Your study will not be able to take place without participants so there are a number of considerations to be taken into account when developing your study, such as how many participants you need to take part in your study, and how many you can feasibly recruit.
A statistician may be able to advise you on how many participants you will need to take part in your study to obtain a meaningful result. You can read more here.
You also need to consider what may make participants (either staff, patients or the general public) want to take part in your study. You must offer potential participants a free choice and must not coerce them into participating, but consider:
How you will get their attention?
How can you reach them? Where can you reach them?
How should you communicate with them and make the study understandable to them? Are there any specific considerations e.g. language, easy read information, child participants?
Should you reward them or reimburse their travel costs?
If your study asks participants to do something difficult or unpleasant, you may find it difficult to recruit as many as you would like. After all, your participants give up their time and more to participate in your study. If this is not pleasant, or is risky, or takes up a lot of time, participants may be more likely to decline to take part, or withdraw during the study. This is another very good reason for involving patients and the general public as early as possible, to identify what parts of the study may be off-putting and how best to communicate about the study with your participants.

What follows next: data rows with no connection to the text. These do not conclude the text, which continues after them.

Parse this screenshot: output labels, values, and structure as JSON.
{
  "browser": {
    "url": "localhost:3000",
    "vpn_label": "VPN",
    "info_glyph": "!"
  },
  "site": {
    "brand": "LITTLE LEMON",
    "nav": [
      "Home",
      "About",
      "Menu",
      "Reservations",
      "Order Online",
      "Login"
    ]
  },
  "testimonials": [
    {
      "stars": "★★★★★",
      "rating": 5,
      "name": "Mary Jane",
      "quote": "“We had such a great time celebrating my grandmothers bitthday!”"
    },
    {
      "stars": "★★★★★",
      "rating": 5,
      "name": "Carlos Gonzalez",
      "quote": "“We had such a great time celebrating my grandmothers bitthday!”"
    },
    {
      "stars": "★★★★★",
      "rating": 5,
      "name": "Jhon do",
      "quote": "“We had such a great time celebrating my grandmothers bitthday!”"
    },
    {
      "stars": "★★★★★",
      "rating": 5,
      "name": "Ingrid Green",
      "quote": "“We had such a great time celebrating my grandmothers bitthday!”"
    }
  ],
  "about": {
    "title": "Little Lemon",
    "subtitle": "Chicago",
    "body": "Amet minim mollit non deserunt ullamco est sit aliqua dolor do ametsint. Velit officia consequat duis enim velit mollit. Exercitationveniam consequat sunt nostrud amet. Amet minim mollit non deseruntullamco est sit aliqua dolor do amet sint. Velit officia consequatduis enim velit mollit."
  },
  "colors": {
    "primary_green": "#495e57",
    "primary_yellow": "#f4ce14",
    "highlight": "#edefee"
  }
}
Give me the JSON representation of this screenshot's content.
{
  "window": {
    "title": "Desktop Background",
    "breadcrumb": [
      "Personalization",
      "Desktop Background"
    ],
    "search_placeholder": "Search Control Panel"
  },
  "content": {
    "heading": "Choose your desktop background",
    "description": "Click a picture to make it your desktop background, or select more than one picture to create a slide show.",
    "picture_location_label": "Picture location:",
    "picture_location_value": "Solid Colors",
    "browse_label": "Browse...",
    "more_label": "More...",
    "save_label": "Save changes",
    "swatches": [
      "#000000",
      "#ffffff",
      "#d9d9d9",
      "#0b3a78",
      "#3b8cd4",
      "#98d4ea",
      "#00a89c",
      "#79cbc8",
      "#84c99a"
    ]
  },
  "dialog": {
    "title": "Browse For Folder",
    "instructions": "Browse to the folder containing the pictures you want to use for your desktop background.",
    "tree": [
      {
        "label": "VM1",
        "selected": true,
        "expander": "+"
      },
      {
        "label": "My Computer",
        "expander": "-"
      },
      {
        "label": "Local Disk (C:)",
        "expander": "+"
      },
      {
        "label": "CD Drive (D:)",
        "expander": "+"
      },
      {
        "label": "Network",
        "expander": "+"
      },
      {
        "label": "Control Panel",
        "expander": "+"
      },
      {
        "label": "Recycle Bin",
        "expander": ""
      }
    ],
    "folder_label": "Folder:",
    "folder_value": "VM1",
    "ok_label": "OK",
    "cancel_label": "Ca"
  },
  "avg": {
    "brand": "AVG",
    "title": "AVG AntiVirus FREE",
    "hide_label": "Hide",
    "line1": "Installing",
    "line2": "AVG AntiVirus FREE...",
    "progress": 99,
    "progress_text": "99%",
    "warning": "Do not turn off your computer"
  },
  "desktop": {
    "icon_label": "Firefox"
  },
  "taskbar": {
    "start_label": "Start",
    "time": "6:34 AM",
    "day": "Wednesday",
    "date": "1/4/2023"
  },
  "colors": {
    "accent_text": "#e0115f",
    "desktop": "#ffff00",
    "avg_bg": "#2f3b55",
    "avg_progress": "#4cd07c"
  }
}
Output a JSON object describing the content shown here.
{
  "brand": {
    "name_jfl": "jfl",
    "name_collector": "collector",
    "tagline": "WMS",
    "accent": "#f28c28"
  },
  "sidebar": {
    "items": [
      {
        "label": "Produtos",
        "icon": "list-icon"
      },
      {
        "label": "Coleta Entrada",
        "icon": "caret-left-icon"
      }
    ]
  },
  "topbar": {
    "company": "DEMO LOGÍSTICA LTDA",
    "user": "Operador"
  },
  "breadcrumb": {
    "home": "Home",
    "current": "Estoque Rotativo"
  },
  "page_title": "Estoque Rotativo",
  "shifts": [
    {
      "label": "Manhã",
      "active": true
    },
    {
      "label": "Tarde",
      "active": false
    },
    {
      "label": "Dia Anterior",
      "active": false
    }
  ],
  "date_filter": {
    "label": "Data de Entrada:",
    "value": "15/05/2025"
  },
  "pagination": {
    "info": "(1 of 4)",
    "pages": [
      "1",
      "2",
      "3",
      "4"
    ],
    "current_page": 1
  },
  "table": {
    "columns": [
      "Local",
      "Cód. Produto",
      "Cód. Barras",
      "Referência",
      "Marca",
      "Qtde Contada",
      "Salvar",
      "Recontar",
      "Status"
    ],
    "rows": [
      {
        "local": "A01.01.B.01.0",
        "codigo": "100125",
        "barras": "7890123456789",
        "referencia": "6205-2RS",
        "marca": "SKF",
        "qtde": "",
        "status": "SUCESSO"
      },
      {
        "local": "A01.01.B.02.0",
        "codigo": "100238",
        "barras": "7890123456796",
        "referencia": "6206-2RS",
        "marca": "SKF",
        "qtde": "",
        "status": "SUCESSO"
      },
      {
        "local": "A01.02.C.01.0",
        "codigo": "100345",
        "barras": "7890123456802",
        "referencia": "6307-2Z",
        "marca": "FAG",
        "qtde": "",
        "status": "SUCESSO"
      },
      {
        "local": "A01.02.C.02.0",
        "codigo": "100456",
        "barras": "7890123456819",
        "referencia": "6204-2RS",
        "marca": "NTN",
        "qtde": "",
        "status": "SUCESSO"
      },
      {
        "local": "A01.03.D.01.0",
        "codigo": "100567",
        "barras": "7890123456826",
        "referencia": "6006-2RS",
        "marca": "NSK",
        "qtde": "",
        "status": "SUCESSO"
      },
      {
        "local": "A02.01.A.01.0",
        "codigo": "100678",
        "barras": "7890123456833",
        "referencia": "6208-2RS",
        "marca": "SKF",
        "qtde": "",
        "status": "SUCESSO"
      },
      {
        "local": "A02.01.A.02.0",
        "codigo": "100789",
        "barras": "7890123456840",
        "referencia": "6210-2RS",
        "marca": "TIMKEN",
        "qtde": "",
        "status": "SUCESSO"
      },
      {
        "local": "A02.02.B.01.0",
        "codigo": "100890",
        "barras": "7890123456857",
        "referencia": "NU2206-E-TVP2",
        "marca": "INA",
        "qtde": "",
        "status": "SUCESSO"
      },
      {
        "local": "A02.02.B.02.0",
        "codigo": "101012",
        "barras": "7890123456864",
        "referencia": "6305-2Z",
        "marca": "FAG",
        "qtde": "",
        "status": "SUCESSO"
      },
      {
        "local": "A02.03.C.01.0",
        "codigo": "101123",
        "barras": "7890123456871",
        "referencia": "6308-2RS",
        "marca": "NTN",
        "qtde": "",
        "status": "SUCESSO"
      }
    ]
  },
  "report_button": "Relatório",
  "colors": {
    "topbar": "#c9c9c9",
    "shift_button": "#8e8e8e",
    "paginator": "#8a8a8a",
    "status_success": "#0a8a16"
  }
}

In these instances, or if you are approaching a group which may be difficult to reach, for example GP practice staff who may struggle to find the time to participate in your study, or patients who may be difficult to find or approach, this doesn’t mean you should be put off from your study aim. You may, however, need to approach more people, allow more time, or cast the net more widely in more areas in order to reach your recruitment target.
Some research areas may have a database of people interested in participating in certain types of research. One good example of this is Join Dementia Research.
Please see 'How we can help' for practical ways in which we can help you access GP practices in an attempt to increase study recruitment
For further advice on recruiting patients to portfolio studies you can contact your local CRN Research Delivery Manager or speak with a member of our team. For advice about non-portfolio studies please contact us.